Canola shares soy's hormone-disrupting tendencies. Canola oil is also noted to produce cancer-causing toxic fumes when heated, and at much lower temperatures than are required to cause equivalent smoking by other cooking oils. Rapeseed and canola oil fumes are the primary reason for the surprisingly high incidence of Asian lung cancers, despite tobacco smoking being a rarity. Canola fumes have been known to kill pet birds, and many readers will remember that canaries were once used in coal mines to detect the presence of poisonous gases.
Dr. Joseph Mercola was the first person who was brave enough to go against the collective grain by attacking the fraudulent canola industry, and he was right to do it. As reported by Dr. Mercola:
"Canola oil was developed from the rape seed, a member of the mustard family. Rape seed is unsuited to human consumption because it contains a very-long-chain fatty acid called erucic acid, which under some circumstances is associated with fibrotic heart lesions. It has a high sulfur content and goes rancid easily. Baked goods made with canola oil develop mold very quickly. During the deodorizing process, the omega-3 fatty acids of processed canola oil are transformed into the dangerous trans fatty acids, similar to those in margarine, and possibly more dangerous. A recent study indicates that 'heart healthy' canola oil actually creates a deficiency of vitamin E, a vitamin required for a healthy cardiovascular system.
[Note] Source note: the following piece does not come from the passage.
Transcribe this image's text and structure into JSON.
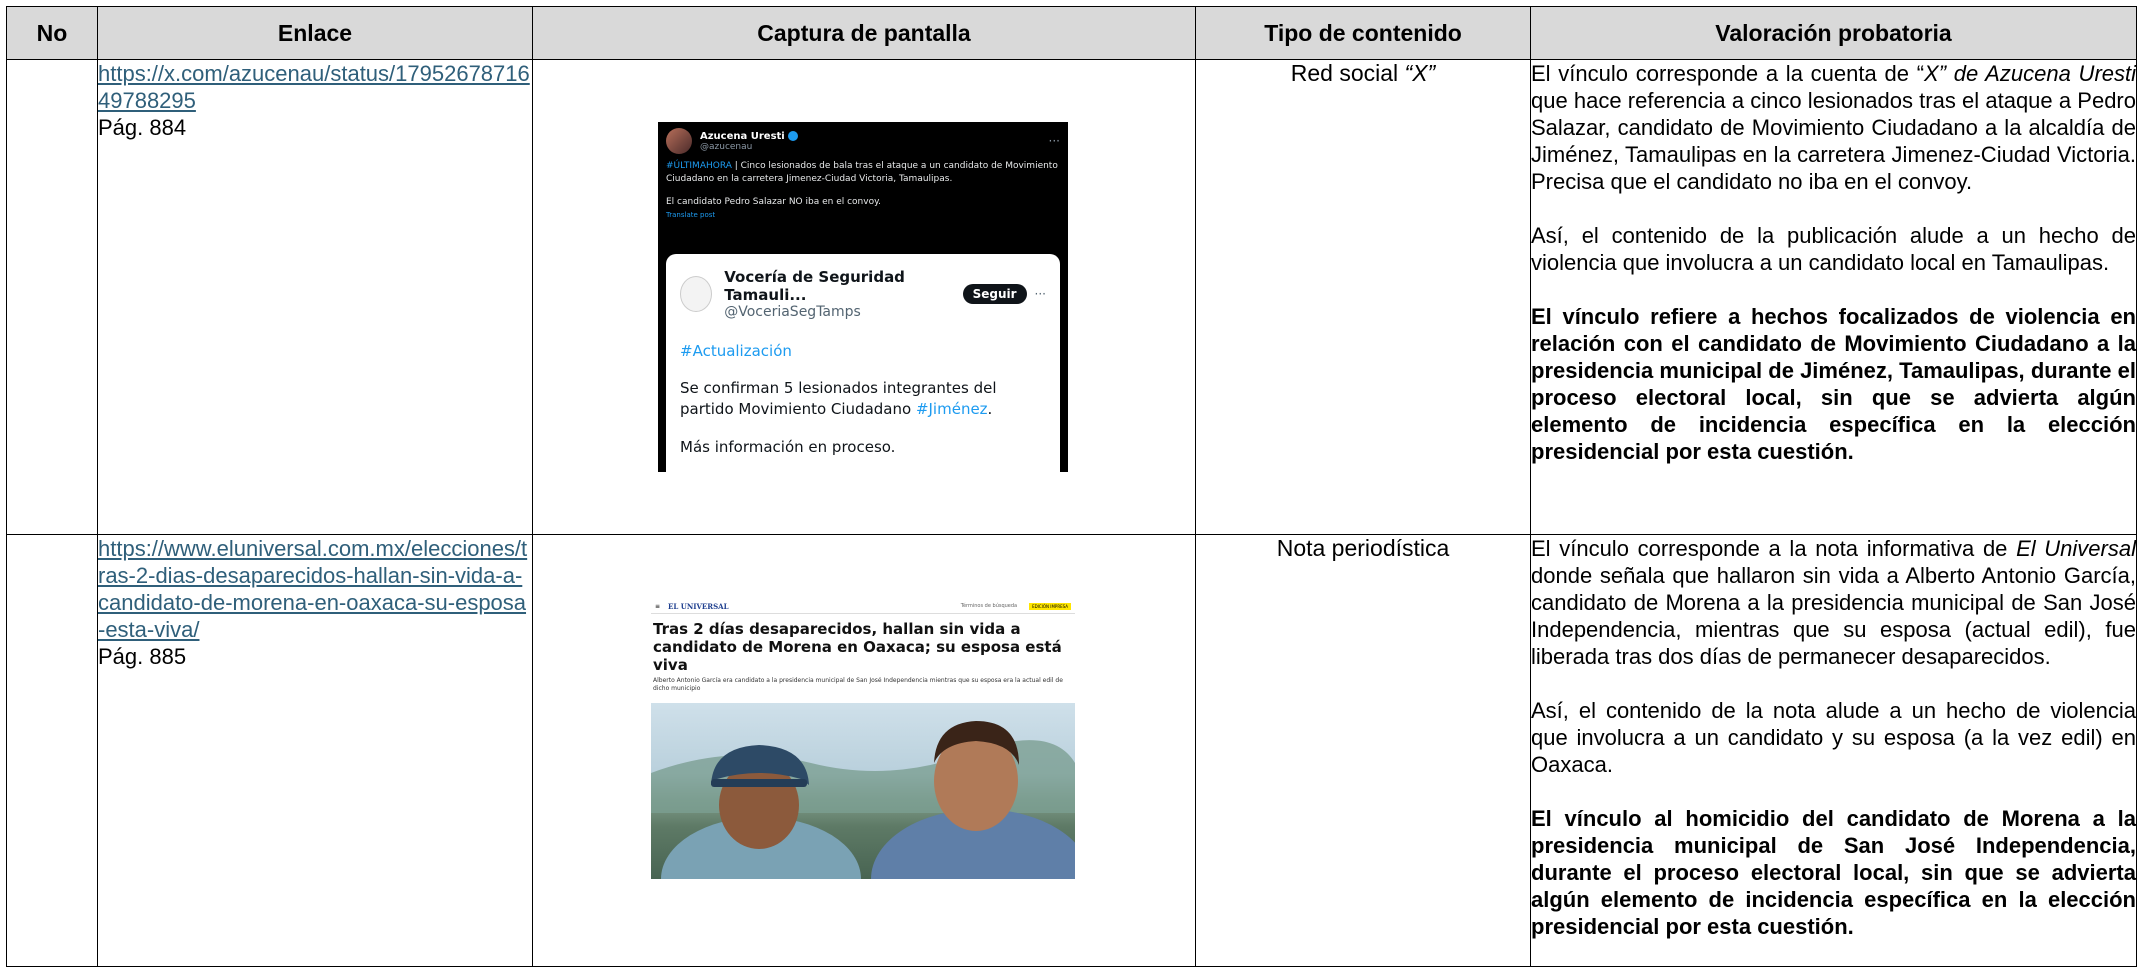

Other studies indicate that even low-erucic-acid canola oil causes heart lesions, particularly when the diet is low in saturated fat."
Our recommendations include using extra virgin olive oil that is cold pressed for most recipes and using peanut oil for high heat recipes, such as frying. Sunflower oil (not to be confused with safflower) is an acceptable alternative to olive oil. For high-heat cooking and frying, peanut oil is absolutely the safest choice. It is the rapid break down of other oils that make fried foods unhealthy. Butter is good for use with practically every recipe, and natural (preferably organic) butter should be a core component of every diet. Always be watchful of the "smoke point" temperature of an oil, because smoking is an indication of dangerous break-down.
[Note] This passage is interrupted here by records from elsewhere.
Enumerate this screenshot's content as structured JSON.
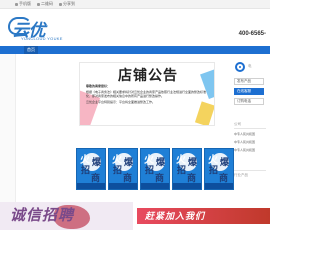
{
  "topbar": {
    "links": [
      {
        "icon": "mobile-icon",
        "label": "手机版"
      },
      {
        "icon": "qrcode-icon",
        "label": "二维码"
      },
      {
        "icon": "share-icon",
        "label": "分享到"
      }
    ]
  },
  "header": {
    "logo_text": "云优客",
    "logo_sub": "YUNCLOUD YOUKE",
    "phone": "400-6565-"
  },
  "nav": {
    "items": [
      "首页"
    ]
  },
  "announcement": {
    "title": "店铺公告",
    "greeting": "尊敬的商家您好：",
    "paragraphs": [
      "根据《电子商务法》相关要求将针对云优企业的商家产品依照行业法规进行全面的整改标准化，即对商家发布的相关信息中的所有产品进行整改操作。",
      "云优企业平台特别提示：平台将全面推进整改工作。"
    ]
  },
  "products": [
    {
      "chars": [
        "火",
        "爆",
        "招",
        "商"
      ]
    },
    {
      "chars": [
        "火",
        "爆",
        "招",
        "商"
      ]
    },
    {
      "chars": [
        "火",
        "爆",
        "招",
        "商"
      ]
    },
    {
      "chars": [
        "火",
        "爆",
        "招",
        "商"
      ]
    },
    {
      "chars": [
        "火",
        "爆",
        "招",
        "商"
      ]
    }
  ],
  "sidebar_right": {
    "name": "电",
    "btn1": "发布产品",
    "btn2": "在线客服",
    "btn3": "订购电话",
    "section_label": "公司",
    "items": [
      "中专人民共和国",
      "中专人民共和国",
      "中专人民共和国"
    ],
    "bottom_label": "行业产品"
  },
  "banners": {
    "left": "诚信招聘",
    "right": "赶紧加入我们"
  },
  "colors": {
    "nav_blue": "#1d6fd1",
    "card_blue": "#1f7fd6",
    "brand": "#2b78c5"
  }
}
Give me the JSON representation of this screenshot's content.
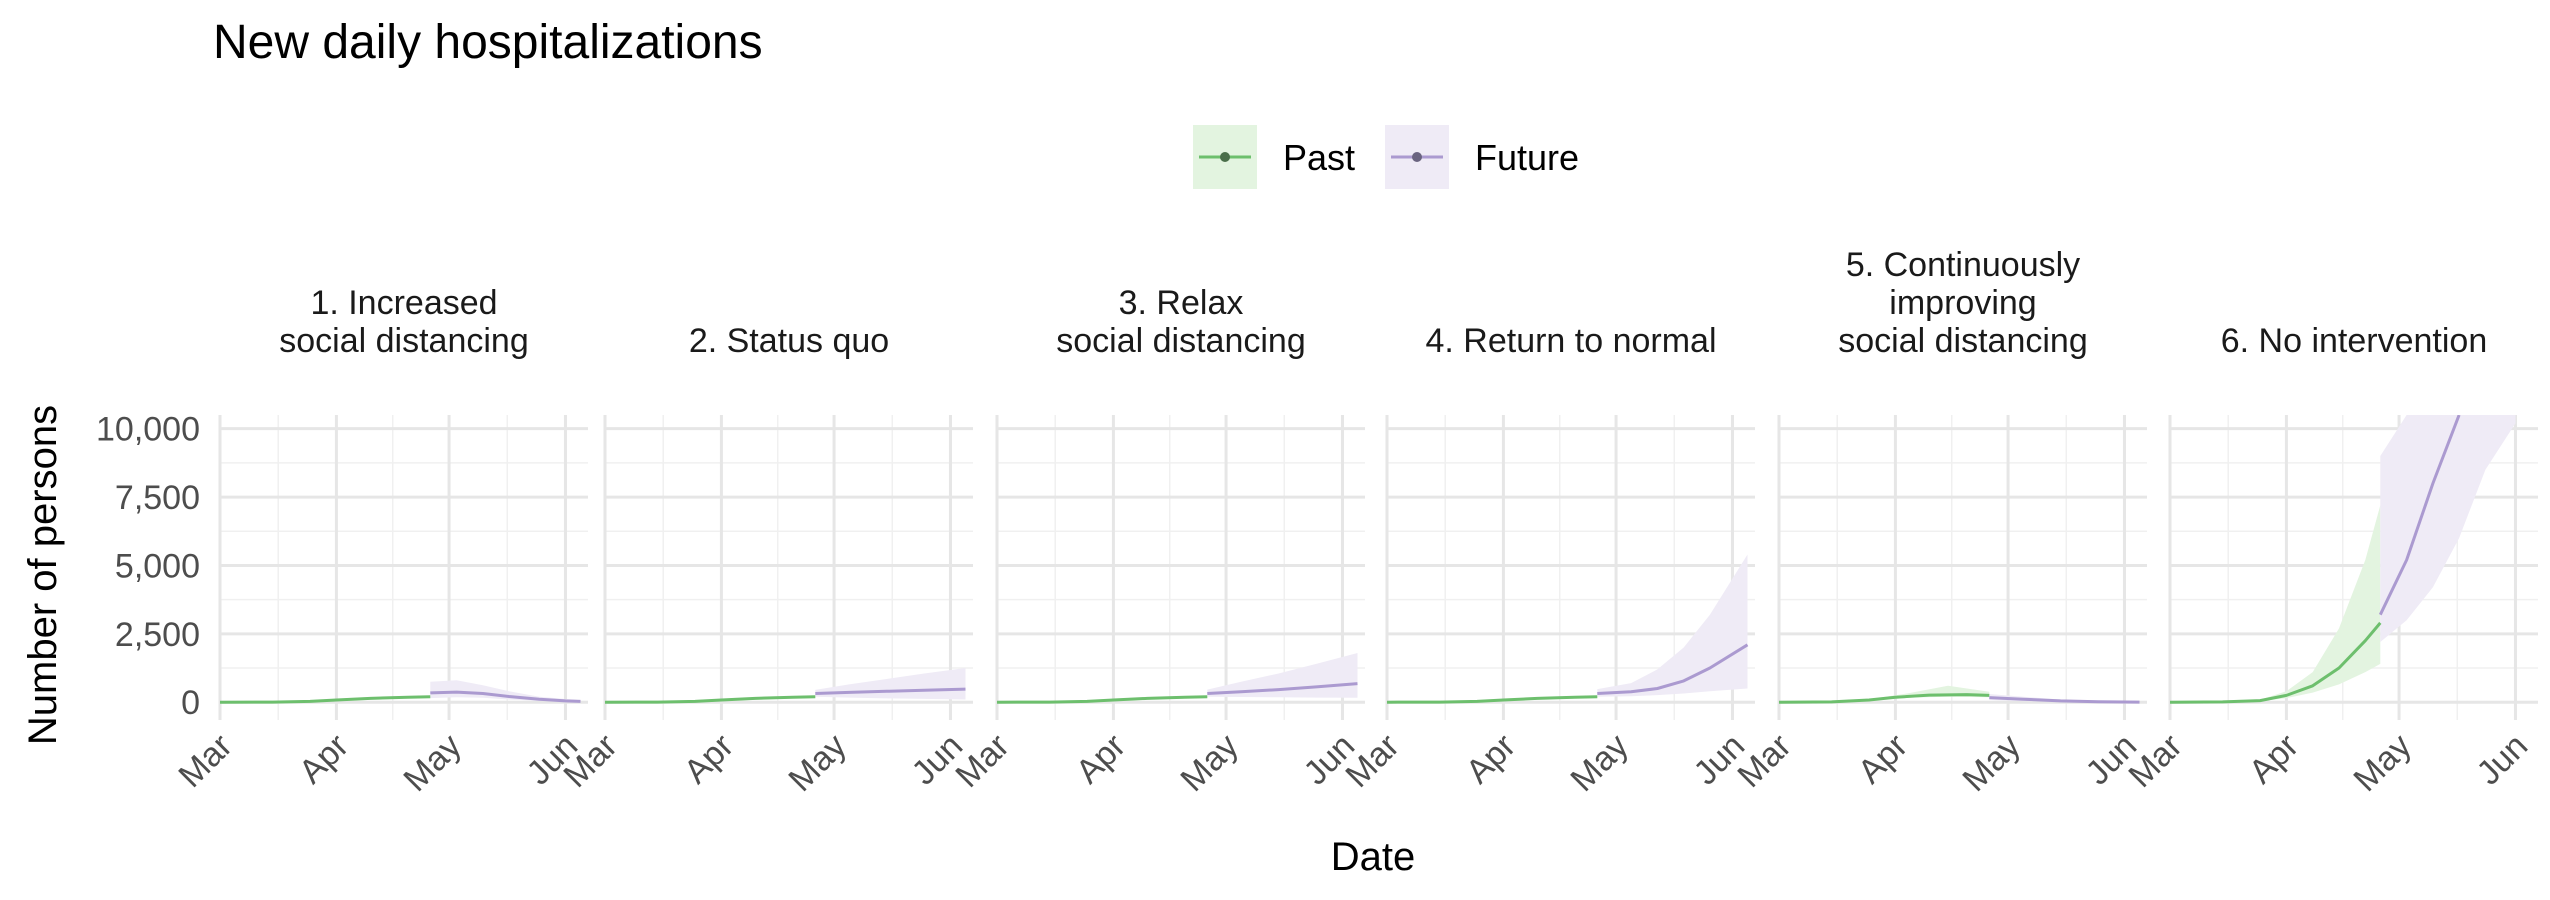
{
  "chart_data": {
    "type": "line",
    "title": "New daily hospitalizations",
    "xlabel": "Date",
    "ylabel": "Number of persons",
    "legend": {
      "position": "top",
      "entries": [
        {
          "name": "Past",
          "color": "#6dbf6d",
          "fill": "#e3f4e0"
        },
        {
          "name": "Future",
          "color": "#ab9ad0",
          "fill": "#efebf6"
        }
      ]
    },
    "x_ticks": [
      "Mar",
      "Apr",
      "May",
      "Jun"
    ],
    "x_range": [
      "2020-03-01",
      "2020-06-07"
    ],
    "y_ticks": [
      "0",
      "2,500",
      "5,000",
      "7,500",
      "10,000"
    ],
    "ylim": [
      -650,
      10500
    ],
    "grid": true,
    "panels": [
      {
        "title": [
          "1. Increased",
          "social distancing"
        ],
        "past": {
          "points": [
            [
              "2020-03-01",
              0
            ],
            [
              "2020-03-15",
              5
            ],
            [
              "2020-03-25",
              30
            ],
            [
              "2020-04-01",
              80
            ],
            [
              "2020-04-10",
              140
            ],
            [
              "2020-04-20",
              185
            ],
            [
              "2020-04-26",
              200
            ]
          ],
          "band": [
            [
              "2020-03-01",
              0,
              0
            ],
            [
              "2020-03-25",
              25,
              35
            ],
            [
              "2020-04-10",
              130,
              150
            ],
            [
              "2020-04-26",
              185,
              215
            ]
          ]
        },
        "future": {
          "points": [
            [
              "2020-04-26",
              340
            ],
            [
              "2020-05-03",
              370
            ],
            [
              "2020-05-10",
              320
            ],
            [
              "2020-05-17",
              210
            ],
            [
              "2020-05-25",
              110
            ],
            [
              "2020-06-01",
              50
            ],
            [
              "2020-06-05",
              30
            ]
          ],
          "band": [
            [
              "2020-04-26",
              150,
              750
            ],
            [
              "2020-05-03",
              180,
              800
            ],
            [
              "2020-05-10",
              160,
              620
            ],
            [
              "2020-05-17",
              100,
              400
            ],
            [
              "2020-05-25",
              50,
              200
            ],
            [
              "2020-06-05",
              10,
              70
            ]
          ]
        }
      },
      {
        "title": [
          "2. Status quo"
        ],
        "past": {
          "points": [
            [
              "2020-03-01",
              0
            ],
            [
              "2020-03-15",
              5
            ],
            [
              "2020-03-25",
              30
            ],
            [
              "2020-04-01",
              80
            ],
            [
              "2020-04-10",
              140
            ],
            [
              "2020-04-20",
              185
            ],
            [
              "2020-04-26",
              200
            ]
          ],
          "band": [
            [
              "2020-03-01",
              0,
              0
            ],
            [
              "2020-03-25",
              25,
              35
            ],
            [
              "2020-04-10",
              130,
              150
            ],
            [
              "2020-04-26",
              185,
              215
            ]
          ]
        },
        "future": {
          "points": [
            [
              "2020-04-26",
              320
            ],
            [
              "2020-05-05",
              360
            ],
            [
              "2020-05-15",
              400
            ],
            [
              "2020-05-25",
              440
            ],
            [
              "2020-06-05",
              480
            ]
          ],
          "band": [
            [
              "2020-04-26",
              200,
              450
            ],
            [
              "2020-05-05",
              170,
              650
            ],
            [
              "2020-05-15",
              140,
              850
            ],
            [
              "2020-05-25",
              120,
              1050
            ],
            [
              "2020-06-05",
              100,
              1250
            ]
          ]
        }
      },
      {
        "title": [
          "3. Relax",
          "social distancing"
        ],
        "past": {
          "points": [
            [
              "2020-03-01",
              0
            ],
            [
              "2020-03-15",
              5
            ],
            [
              "2020-03-25",
              30
            ],
            [
              "2020-04-01",
              80
            ],
            [
              "2020-04-10",
              140
            ],
            [
              "2020-04-20",
              185
            ],
            [
              "2020-04-26",
              200
            ]
          ],
          "band": [
            [
              "2020-03-01",
              0,
              0
            ],
            [
              "2020-03-25",
              25,
              35
            ],
            [
              "2020-04-10",
              130,
              150
            ],
            [
              "2020-04-26",
              185,
              215
            ]
          ]
        },
        "future": {
          "points": [
            [
              "2020-04-26",
              320
            ],
            [
              "2020-05-05",
              380
            ],
            [
              "2020-05-15",
              460
            ],
            [
              "2020-05-25",
              560
            ],
            [
              "2020-06-05",
              680
            ]
          ],
          "band": [
            [
              "2020-04-26",
              200,
              460
            ],
            [
              "2020-05-05",
              190,
              750
            ],
            [
              "2020-05-15",
              180,
              1050
            ],
            [
              "2020-05-25",
              170,
              1400
            ],
            [
              "2020-06-05",
              160,
              1800
            ]
          ]
        }
      },
      {
        "title": [
          "4. Return to normal"
        ],
        "past": {
          "points": [
            [
              "2020-03-01",
              0
            ],
            [
              "2020-03-15",
              5
            ],
            [
              "2020-03-25",
              30
            ],
            [
              "2020-04-01",
              80
            ],
            [
              "2020-04-10",
              140
            ],
            [
              "2020-04-20",
              185
            ],
            [
              "2020-04-26",
              200
            ]
          ],
          "band": [
            [
              "2020-03-01",
              0,
              0
            ],
            [
              "2020-03-25",
              25,
              35
            ],
            [
              "2020-04-10",
              130,
              150
            ],
            [
              "2020-04-26",
              185,
              215
            ]
          ]
        },
        "future": {
          "points": [
            [
              "2020-04-26",
              320
            ],
            [
              "2020-05-05",
              380
            ],
            [
              "2020-05-12",
              500
            ],
            [
              "2020-05-19",
              780
            ],
            [
              "2020-05-26",
              1250
            ],
            [
              "2020-06-05",
              2100
            ]
          ],
          "band": [
            [
              "2020-04-26",
              200,
              480
            ],
            [
              "2020-05-05",
              220,
              700
            ],
            [
              "2020-05-12",
              260,
              1200
            ],
            [
              "2020-05-19",
              320,
              2000
            ],
            [
              "2020-05-26",
              400,
              3200
            ],
            [
              "2020-06-05",
              500,
              5400
            ]
          ]
        }
      },
      {
        "title": [
          "5. Continuously",
          "improving",
          "social distancing"
        ],
        "past": {
          "points": [
            [
              "2020-03-01",
              0
            ],
            [
              "2020-03-15",
              10
            ],
            [
              "2020-03-25",
              80
            ],
            [
              "2020-04-01",
              180
            ],
            [
              "2020-04-10",
              260
            ],
            [
              "2020-04-20",
              280
            ],
            [
              "2020-04-26",
              250
            ]
          ],
          "band": [
            [
              "2020-03-01",
              0,
              0
            ],
            [
              "2020-03-25",
              50,
              110
            ],
            [
              "2020-04-05",
              170,
              340
            ],
            [
              "2020-04-15",
              200,
              600
            ],
            [
              "2020-04-26",
              180,
              380
            ]
          ]
        },
        "future": {
          "points": [
            [
              "2020-04-26",
              170
            ],
            [
              "2020-05-05",
              110
            ],
            [
              "2020-05-15",
              50
            ],
            [
              "2020-05-25",
              20
            ],
            [
              "2020-06-05",
              5
            ]
          ],
          "band": [
            [
              "2020-04-26",
              80,
              300
            ],
            [
              "2020-05-05",
              40,
              200
            ],
            [
              "2020-05-15",
              15,
              100
            ],
            [
              "2020-05-25",
              5,
              50
            ],
            [
              "2020-06-05",
              0,
              20
            ]
          ]
        }
      },
      {
        "title": [
          "6. No intervention"
        ],
        "past": {
          "points": [
            [
              "2020-03-01",
              0
            ],
            [
              "2020-03-15",
              10
            ],
            [
              "2020-03-25",
              60
            ],
            [
              "2020-04-01",
              250
            ],
            [
              "2020-04-08",
              600
            ],
            [
              "2020-04-15",
              1250
            ],
            [
              "2020-04-22",
              2250
            ],
            [
              "2020-04-26",
              2900
            ]
          ],
          "band": [
            [
              "2020-03-01",
              0,
              0
            ],
            [
              "2020-03-25",
              40,
              90
            ],
            [
              "2020-04-01",
              150,
              400
            ],
            [
              "2020-04-08",
              350,
              1100
            ],
            [
              "2020-04-15",
              650,
              2700
            ],
            [
              "2020-04-22",
              1100,
              5200
            ],
            [
              "2020-04-26",
              1400,
              7200
            ]
          ]
        },
        "future": {
          "points": [
            [
              "2020-04-26",
              3200
            ],
            [
              "2020-05-03",
              5200
            ],
            [
              "2020-05-10",
              8000
            ],
            [
              "2020-05-17",
              10500
            ]
          ],
          "band": [
            [
              "2020-04-26",
              2200,
              9000
            ],
            [
              "2020-05-03",
              3000,
              10500
            ],
            [
              "2020-05-10",
              4200,
              10500
            ],
            [
              "2020-05-17",
              6000,
              10500
            ],
            [
              "2020-05-24",
              8500,
              10500
            ],
            [
              "2020-06-01",
              10200,
              10500
            ]
          ]
        }
      }
    ]
  }
}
Environmental Protection Agency, Approval of Pesticide Product Registrations -- https://web.archive.org/web/20070707175156/http://www.epa.gov/fedrgstr/EPA-PEST/1998/July/Day-08/p18078.htm
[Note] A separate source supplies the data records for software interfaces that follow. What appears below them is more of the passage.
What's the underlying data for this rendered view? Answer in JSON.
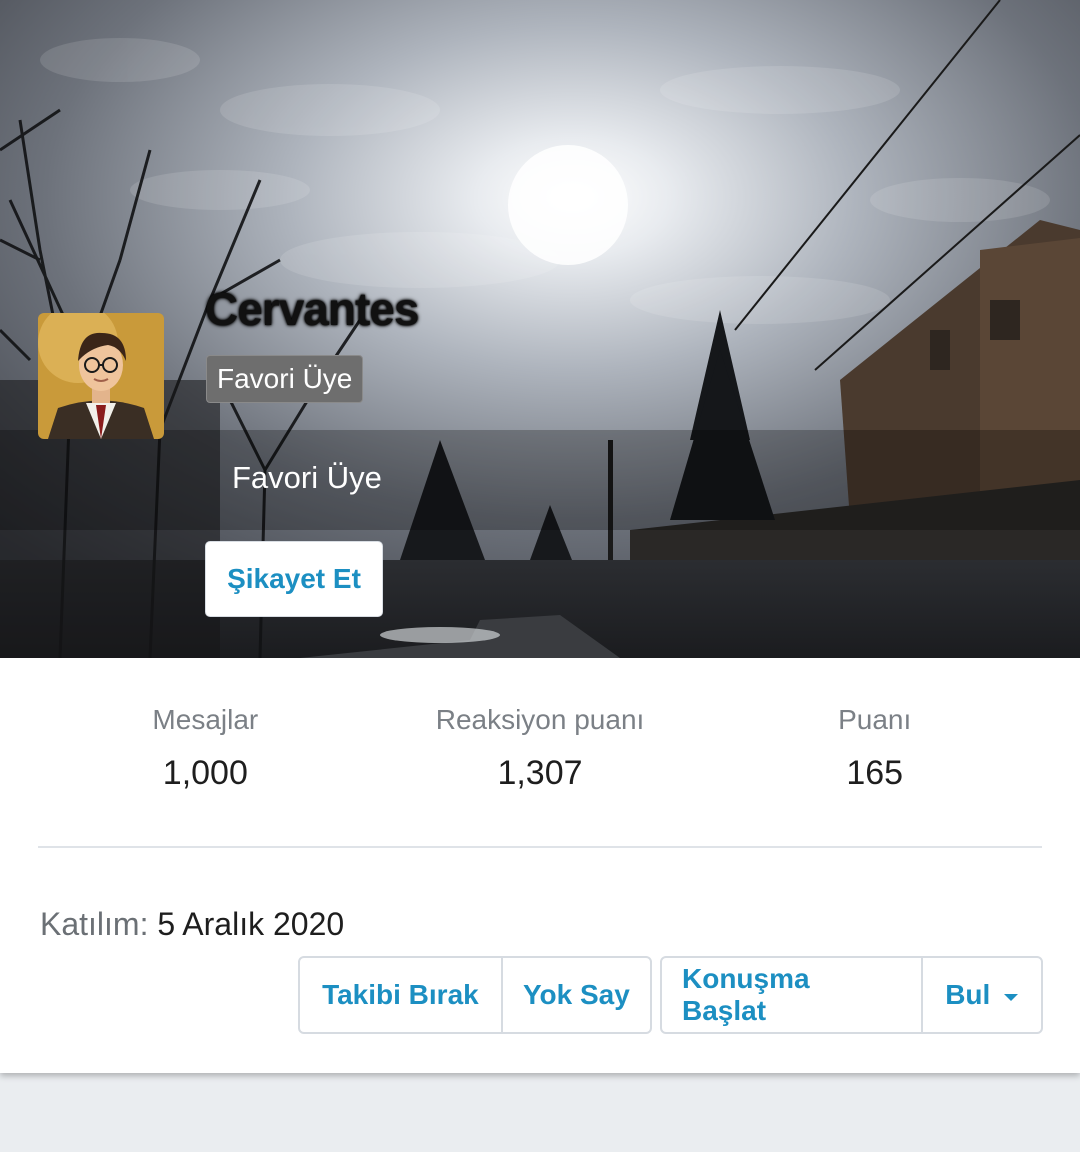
{
  "profile": {
    "username": "Cervantes",
    "user_badge": "Favori Üye",
    "user_title": "Favori Üye",
    "report_label": "Şikayet Et",
    "avatar_icon": "avatar-portrait-icon"
  },
  "stats": {
    "messages_label": "Mesajlar",
    "messages_value": "1,000",
    "reaction_label": "Reaksiyon puanı",
    "reaction_value": "1,307",
    "points_label": "Puanı",
    "points_value": "165"
  },
  "joined": {
    "label": "Katılım:",
    "date": "5 Aralık 2020"
  },
  "actions": {
    "unfollow": "Takibi Bırak",
    "ignore": "Yok Say",
    "start_conversation": "Konuşma Başlat",
    "find": "Bul"
  },
  "colors": {
    "accent": "#1c8fc2",
    "badge_bg": "#6e6e6e",
    "page_bg": "#eaedf0"
  }
}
Canola Council -- http://www.canolacouncil.org/
National Research Council of Canada, Genetic Control of Fatty Acid Biosynthesis in Rapeseed --http://healthwyze.org/archive/canola_genetic_control.pdf
National Institutes of Health, Mutagens from heated Chinese and U.S. cooking oils -- http://www.ncbi.nlm.nih.gov/pubmed/7791233?dopt=Abstract
National Institutes of Health, Identification of 1,3-butadiene, benzene, and other volatile organics from wok oil emissions -- http://www.ncbi.nlm.nih.gov/pubmed/7663151
Cargill, Industrial Base Oils -- http://www.cargill.com/products/industrial/bioindustrial-index/canola-oil/index.jsp